Springer's feature, The Hagstone Demon, holds form alongside the films of his indie brethren by balancing oh-so-delicately on the ledge between looking like a studio release and retaining its independent charms. Shot mostly in black-and-white (with a few color sequences peppered in to make key points more obvious), the film follows the custodian of a condemned property as he deals with strange occurrences like the reappearance of his dead wife, hairless cats, and a string of murders around and/or in the building he presides over. That building - The Hagstone - appears to have a long and storied history (thanks for that info, random character in the first act!), but the caretaker is an ex-reporter who's more interested in escaping his own demons and keeping his distance from the tenants of the building that's about to expire.
The caretaker is played by Wisconsin born actor Mark Borchardt, who gained some exposure around the turn of the century as the star of hit documentary American Movie. I haven't seen that film, and thus had little knowledge of Borchardt before the film, but it became easy to see why the former indie filmmaker was a perfect choice for this role. Borchardt makes the caretaker a realistic hero simply by being the kind of unmotivated young man that we have probably met once or twice in our lives. But while the character is presented as unkempt and awkward, the film's focus on helping us understand the events that led him to The Hagstone really help flesh out the character well.
The characters and events that surround the caretaker need to be seen to be believed. I mentioned the wife and the murders already, but The Hagstone is also home to acts of prostitution, naked Satan cults, exhumed corpses, and possibly - as you might have guessed - a demon. The caretaker does his best to focus on his own issues despite the events around him - at one point he even turns away his attractive and innocent single-mother neighbor because he wants to avoid her problems while dealing with his own - but the film brings things together in unique ways as it moves toward the final act and all the conflicts within it.

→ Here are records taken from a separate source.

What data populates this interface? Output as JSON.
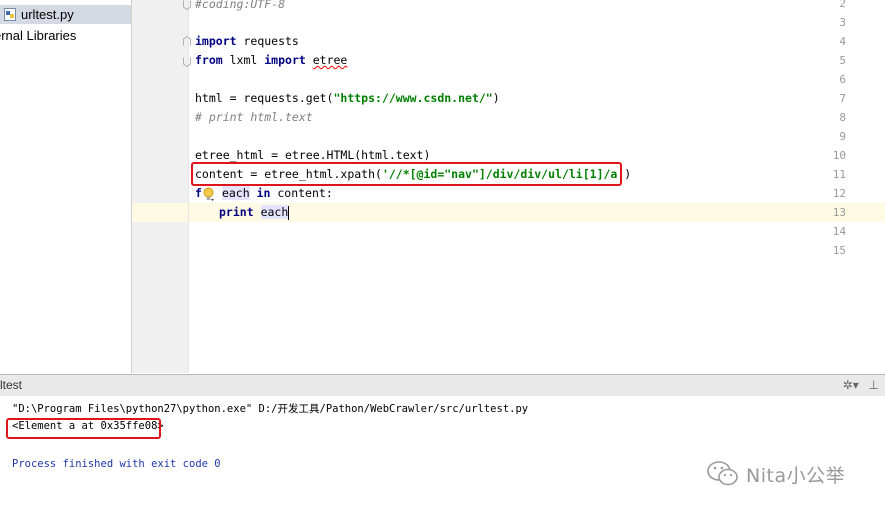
{
  "project": {
    "file_name": "urltest.py",
    "libraries_label": "ernal Libraries"
  },
  "editor": {
    "line_numbers": [
      "2",
      "3",
      "4",
      "5",
      "6",
      "7",
      "8",
      "9",
      "10",
      "11",
      "12",
      "13",
      "14",
      "15"
    ],
    "lines": {
      "l2": "#coding:UTF-8",
      "l4_kw": "import",
      "l4_rest": " requests",
      "l5_kw1": "from",
      "l5_mid": " lxml ",
      "l5_kw2": "import",
      "l5_sp": " ",
      "l5_mod": "etree",
      "l7_pre": "html = requests.get(",
      "l7_str": "\"https://www.csdn.net/\"",
      "l7_post": ")",
      "l8": "# print html.text",
      "l10": "etree_html = etree.HTML(html.text)",
      "l11_pre": "content = etree_html.xpath(",
      "l11_str": "'//*[@id=\"nav\"]/div/div/ul/li[1]/a'",
      "l11_post": ")",
      "l12_kw1": "f",
      "l12_var": "each",
      "l12_kw2": "in",
      "l12_rest": " content:",
      "l13_kw": "print",
      "l13_var": "each"
    }
  },
  "run": {
    "title": "rltest",
    "tools": [
      "gear-icon",
      "arrow-icon",
      "hide-icon"
    ],
    "tool_glyphs": [
      "✲▾",
      "⊥"
    ],
    "cmd": "\"D:\\Program Files\\python27\\python.exe\" D:/开发工具/Pathon/WebCrawler/src/urltest.py",
    "output": "<Element a at 0x35ffe08>",
    "exit": "Process finished with exit code 0"
  },
  "watermark": {
    "text": "Nita小公举"
  },
  "colors": {
    "keyword": "#000080",
    "string": "#008000",
    "comment": "#808080",
    "annotation": "#e0151b",
    "current_line": "#fffae3"
  }
}
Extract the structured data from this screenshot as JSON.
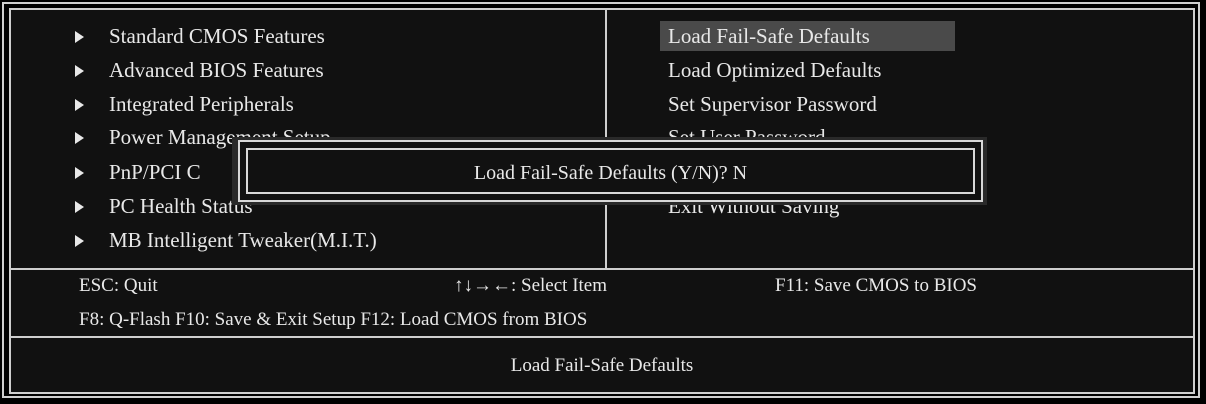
{
  "left_menu": [
    {
      "label": "Standard CMOS Features"
    },
    {
      "label": "Advanced BIOS Features"
    },
    {
      "label": "Integrated Peripherals"
    },
    {
      "label": "Power Management Setup"
    },
    {
      "label": "PnP/PCI C"
    },
    {
      "label": "PC Health Status"
    },
    {
      "label": "MB Intelligent Tweaker(M.I.T.)"
    }
  ],
  "right_menu": [
    {
      "label": "Load Fail-Safe Defaults",
      "selected": true
    },
    {
      "label": "Load Optimized Defaults"
    },
    {
      "label": "Set Supervisor Password"
    },
    {
      "label": "Set User Password"
    },
    {
      "label": "Exit Without Saving"
    }
  ],
  "help": {
    "esc": "ESC: Quit",
    "select": "↑↓→←: Select Item",
    "f11": "F11: Save CMOS to BIOS",
    "line2": "F8: Q-Flash F10: Save & Exit Setup F12: Load CMOS from BIOS"
  },
  "status_bar": "Load Fail-Safe Defaults",
  "dialog": {
    "prompt": "Load Fail-Safe Defaults (Y/N)? N"
  },
  "colors": {
    "background": "#111111",
    "border": "#cfcfcf",
    "selection": "#4a4a4a",
    "text": "#e8e8e8"
  }
}
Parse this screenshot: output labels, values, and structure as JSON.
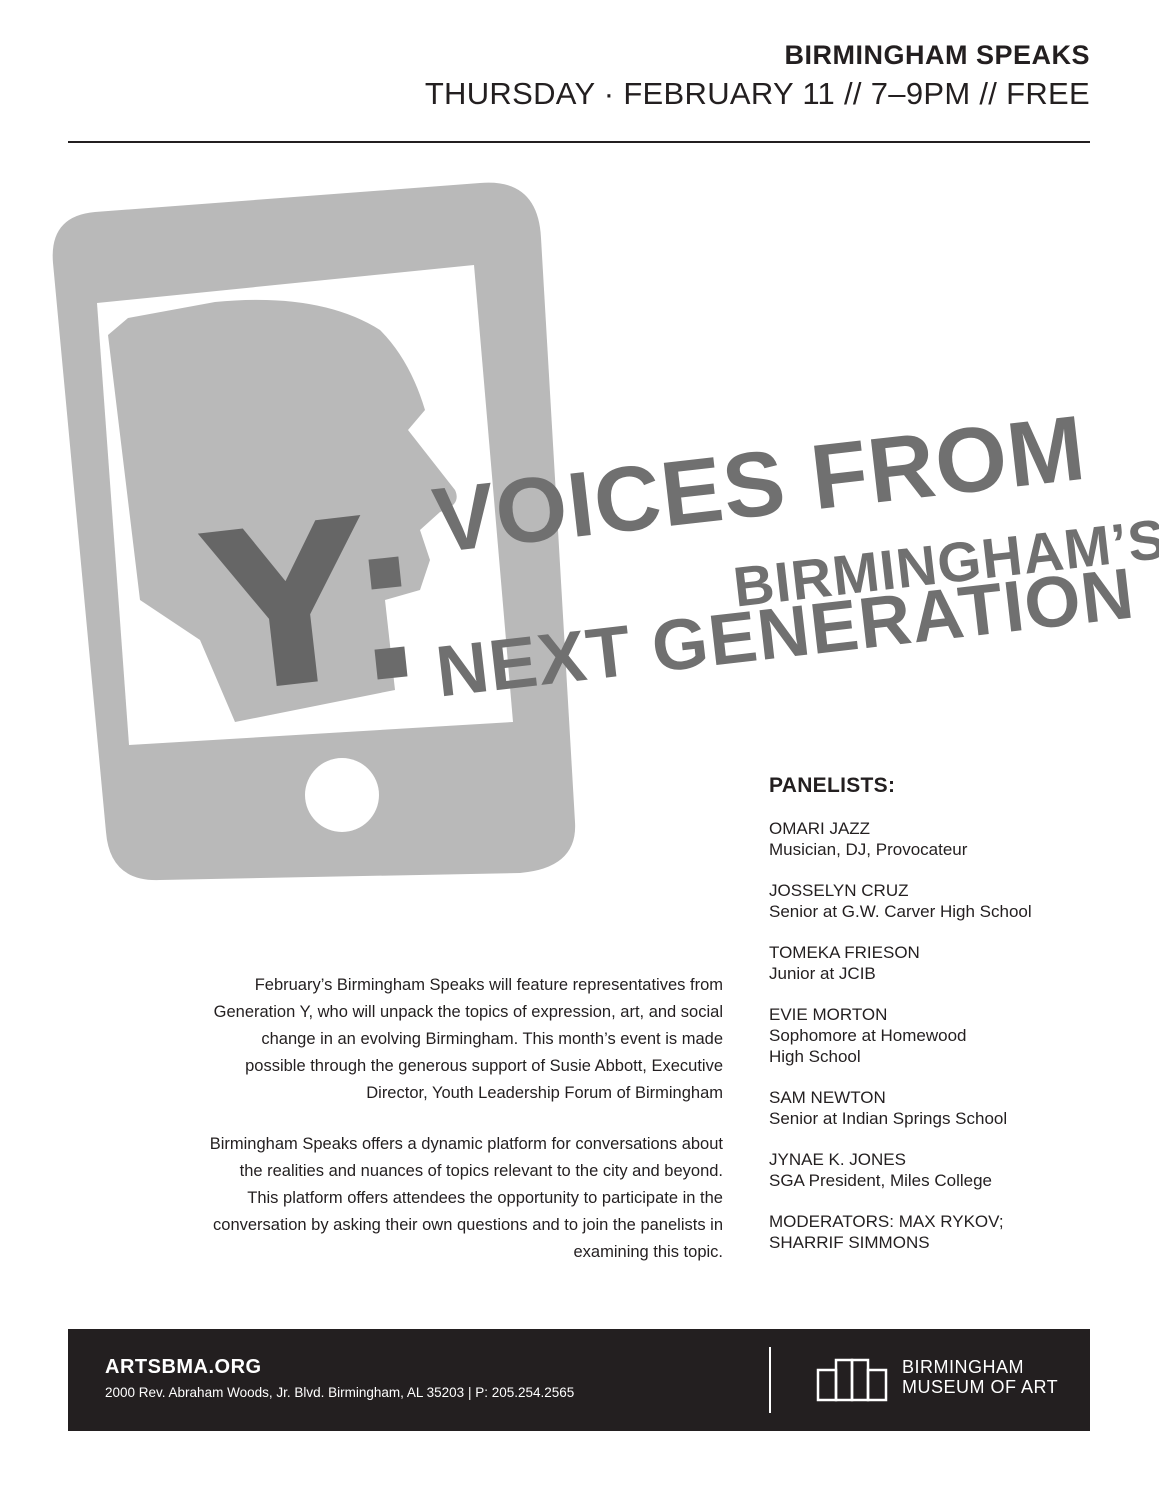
{
  "header": {
    "title": "BIRMINGHAM SPEAKS",
    "subtitle": "THURSDAY · FEBRUARY 11 // 7–9PM // FREE"
  },
  "headline": {
    "letter": "Y",
    "line1": "VOICES FROM",
    "line2": "BIRMINGHAM’S",
    "line3": "NEXT GENERATION"
  },
  "panel": {
    "heading": "PANELISTS:",
    "panelists": [
      {
        "name": "OMARI JAZZ",
        "role": "Musician, DJ, Provocateur"
      },
      {
        "name": "JOSSELYN CRUZ",
        "role": "Senior at G.W. Carver High School"
      },
      {
        "name": "TOMEKA FRIESON",
        "role": "Junior at JCIB"
      },
      {
        "name": "EVIE MORTON",
        "role": "Sophomore at Homewood High School"
      },
      {
        "name": "SAM NEWTON",
        "role": "Senior at Indian Springs School"
      },
      {
        "name": "JYNAE K. JONES",
        "role": "SGA President, Miles College"
      }
    ],
    "moderators": "MODERATORS: MAX RYKOV; SHARRIF SIMMONS"
  },
  "body": {
    "p1": "February’s Birmingham Speaks will feature representatives from Generation Y, who will unpack the topics of expression, art, and social change in an evolving Birmingham. This month’s event is made possible through the generous support of Susie Abbott, Executive Director, Youth Leadership Forum of Birmingham",
    "p2": "Birmingham Speaks offers a dynamic platform for conversations about the realities and nuances of topics relevant to the city and beyond. This platform offers attendees the opportunity to participate in the conversation by asking their own questions and to join the panelists in examining this topic."
  },
  "footer": {
    "site": "ARTSBMA.ORG",
    "address": "2000 Rev. Abraham Woods, Jr. Blvd. Birmingham, AL 35203  |  P: 205.254.2565",
    "museum_line1": "BIRMINGHAM",
    "museum_line2": "MUSEUM OF ART"
  },
  "colors": {
    "phone": "#b9b9b9",
    "headline": "#707070",
    "footer_bg": "#231f20"
  }
}
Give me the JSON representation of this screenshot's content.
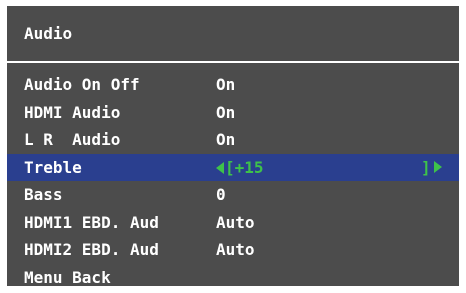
{
  "title": "Audio",
  "items": [
    {
      "label": "Audio On Off",
      "value": "On"
    },
    {
      "label": "HDMI Audio",
      "value": "On"
    },
    {
      "label": "L R  Audio",
      "value": "On"
    },
    {
      "label": "Treble",
      "value": "[+15",
      "right_bracket": "]",
      "selected": true
    },
    {
      "label": "Bass",
      "value": "0"
    },
    {
      "label": "HDMI1 EBD. Aud",
      "value": "Auto"
    },
    {
      "label": "HDMI2 EBD. Aud",
      "value": "Auto"
    },
    {
      "label": "Menu Back",
      "value": ""
    }
  ],
  "colors": {
    "panel": "#4c4c4c",
    "highlight": "#2a3f8f",
    "accent": "#3ec24a",
    "text": "#ffffff"
  }
}
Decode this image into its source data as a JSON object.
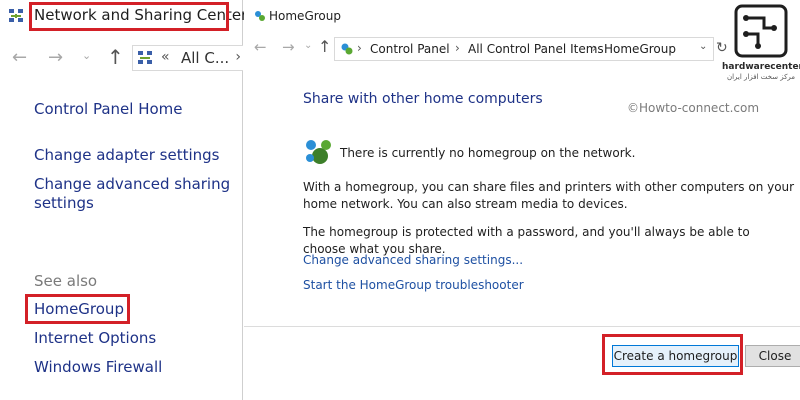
{
  "left_window": {
    "title": "Network and Sharing Center",
    "address_text": "All C...",
    "links": {
      "control_panel_home": "Control Panel Home",
      "change_adapter": "Change adapter settings",
      "change_advanced_line1": "Change advanced sharing",
      "change_advanced_line2": "settings",
      "see_also": "See also",
      "homegroup": "HomeGroup",
      "internet_options": "Internet Options",
      "windows_firewall": "Windows Firewall"
    }
  },
  "right_window": {
    "title": "HomeGroup",
    "breadcrumb": [
      "Control Panel",
      "All Control Panel Items",
      "HomeGroup"
    ],
    "heading": "Share with other home computers",
    "watermark": "©Howto-connect.com",
    "status": "There is currently no homegroup on the network.",
    "para1": "With a homegroup, you can share files and printers with other computers on your home network. You can also stream media to devices.",
    "para2": "The homegroup is protected with a password, and you'll always be able to choose what you share.",
    "link_advanced": "Change advanced sharing settings...",
    "link_troubleshooter": "Start the HomeGroup troubleshooter",
    "btn_create": "Create a homegroup",
    "btn_close": "Close"
  },
  "logo": {
    "name": "hardwarecenter.ir",
    "subtitle": "مرکز سخت افزار ایران"
  },
  "colors": {
    "highlight_red": "#d32027",
    "link_blue": "#1e3287",
    "primary_button": "#0078d7"
  }
}
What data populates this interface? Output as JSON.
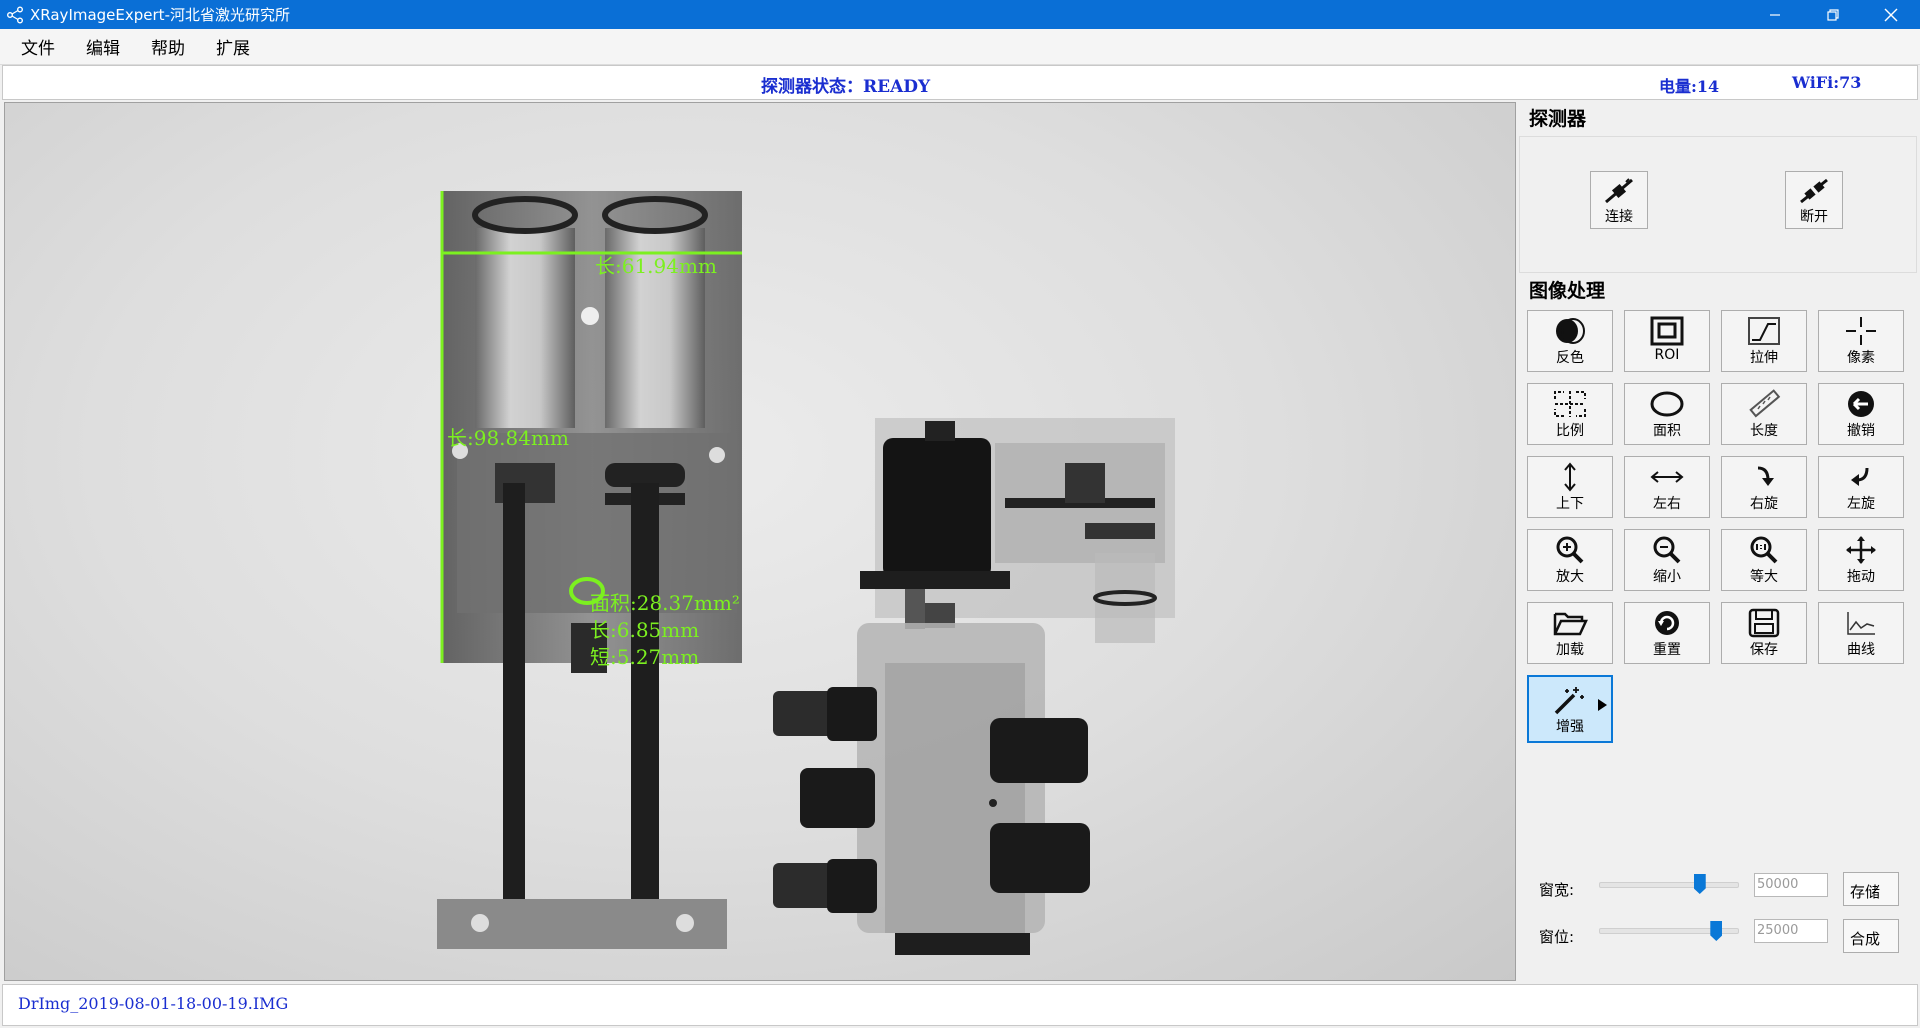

The events of the film's final third seem to borrow a lot from Satanist cinema of the past - we even get a young priest, played by Ghost from the Machine star Sasha Andreev - but everything from the cast to the camerawork is unique enough to make it feel fresh. A sequence with the building's last remaining resident is full of manic energy that lifts the plot to a new level, and the events that follow are full of appropriate weirdness. It took me a while to figure out what to expect from the film - which is full of awkward comedy early on and struggles to balance the dark side of its plot at times - but the final turns set a lot of things right.
I really dug The Hagstone Demon, primarily because of how unique it feels in the library of Satan cult films. It doesn't bring a lot of chills or scares, but there's something to be said for a thoughtful tale of horror that ends with a haunting final image. Anchored by fine acting from Borchardt and the female leads (I haven't mentioned Nadine Gross or Cyndi Kurtz here, which is a shame considering how much they bring to the film) and an inventive visual presentation, The Hagstone Demon should at least hold the interest of anyone who thought The House of the Devil was a great throwback to horror films gone by.
The Hagstone Demon is now on DVD and Blu-Ray, and I certainly recommend it as a unique tale. There are story takes some confusing turns as it unfolds, but I think the payoff is worth investigating. For more information on the film, including purchasing info, make sure to head over to the official site and learn more!